A STRATEGY for protecting the provincial coastline from the impact of climate change and extreme weather events like last month’s Storm Gloria should be finalised by the beginning of next year, the Spanish Government Sub-delegate has told delegations from Almeria’s coastal municipalities.
Manuel de la Fuente met with the representatives of Adra, Roquetas de Mar, El Ejido, Enix, Mojacar, Vera, Cuevas del Almanzora, Pulpi, Balanegra, Almeria, Nijar, Carboneras and Garrucha councils, including the mayors, and key economic and social associations and entities on Friday to update them on the Ministry for Ecological Transition’s plans.
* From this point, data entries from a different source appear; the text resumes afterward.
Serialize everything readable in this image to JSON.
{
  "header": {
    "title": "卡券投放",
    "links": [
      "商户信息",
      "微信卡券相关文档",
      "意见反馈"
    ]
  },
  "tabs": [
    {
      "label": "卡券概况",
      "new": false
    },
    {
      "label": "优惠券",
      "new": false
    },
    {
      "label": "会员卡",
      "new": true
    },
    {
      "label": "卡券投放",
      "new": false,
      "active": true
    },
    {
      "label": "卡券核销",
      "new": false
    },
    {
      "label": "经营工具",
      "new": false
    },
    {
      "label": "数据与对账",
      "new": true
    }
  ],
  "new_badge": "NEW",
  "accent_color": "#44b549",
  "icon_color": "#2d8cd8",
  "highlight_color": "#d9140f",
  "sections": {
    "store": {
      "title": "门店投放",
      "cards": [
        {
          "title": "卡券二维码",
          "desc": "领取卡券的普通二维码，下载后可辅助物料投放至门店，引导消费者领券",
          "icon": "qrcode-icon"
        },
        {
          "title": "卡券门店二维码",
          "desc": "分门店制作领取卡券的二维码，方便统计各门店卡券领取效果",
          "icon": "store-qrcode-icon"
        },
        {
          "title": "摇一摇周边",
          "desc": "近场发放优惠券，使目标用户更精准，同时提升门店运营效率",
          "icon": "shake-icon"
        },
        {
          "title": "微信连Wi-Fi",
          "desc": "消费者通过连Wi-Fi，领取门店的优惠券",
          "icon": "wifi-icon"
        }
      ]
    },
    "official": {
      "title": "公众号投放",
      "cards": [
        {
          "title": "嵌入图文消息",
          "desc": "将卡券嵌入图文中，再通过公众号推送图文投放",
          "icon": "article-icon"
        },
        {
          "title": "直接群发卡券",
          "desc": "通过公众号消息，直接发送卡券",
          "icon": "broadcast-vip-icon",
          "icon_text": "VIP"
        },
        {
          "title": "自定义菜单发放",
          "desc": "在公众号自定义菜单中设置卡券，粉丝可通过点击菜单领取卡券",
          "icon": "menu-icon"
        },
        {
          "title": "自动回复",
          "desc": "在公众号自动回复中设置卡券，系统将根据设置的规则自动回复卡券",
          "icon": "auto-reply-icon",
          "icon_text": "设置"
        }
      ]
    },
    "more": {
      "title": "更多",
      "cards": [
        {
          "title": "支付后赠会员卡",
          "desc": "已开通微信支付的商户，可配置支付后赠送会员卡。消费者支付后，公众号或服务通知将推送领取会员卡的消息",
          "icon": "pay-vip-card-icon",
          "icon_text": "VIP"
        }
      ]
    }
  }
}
De la Fuente explained investigations financed by the European Union are being carried out to identify problems in order to address them in what a Sub-delegation statement described as a “comprehensive, economical and environmentally sustainable way.”
The project is taking into account physical, environmental and institutional factors related to the evolution of the coast, the risk of flooding, the occupation of public spaces, erosion and alterations to climate patterns.
Once the strategy has been completed, the risk protection measures adopted will be of “sufficient scientific soundness” that they will mark out a “road map” so that “current and future administrations” know “what they have to do, when they have to do it and how much it is going to cost”, the Sub-delegate maintained.
The work is being carried out by the Coastal & Marine Union (EUCC), the University of Cantabria’s IHCantabria Hydraulic Environmental Institute, the MedCities network of Mediterranean local authorities and a panel of international experts.
Earlier in the week the Secretary of State for the Environment Hugo Moran travelled to Seville to explain the general lines of diagnosis carried out over the first year of work on the strategy to institutional representatives of Almeria, as well as of Cadiz and Malaga provinces, and to establish the forms of collaboration.
The consultation sought to gather information on the perception of institutions and key agents on coast management problems and to discuss the best practices and lessons learnt from management measures already implemented.
Moran pointed to the damage wreaked by Storm Gloria on the Mediterranean coast as a reminder of the importance of “diagnosing, planning and acting with coordinated work between all the administrations and with all those who have something to say.”
Rising sea levels and the intensity of storms due to climate change mean that while coastal erosion cannot be completely controlled, efforts have to be made to address the problem, the Secretary of State stressed.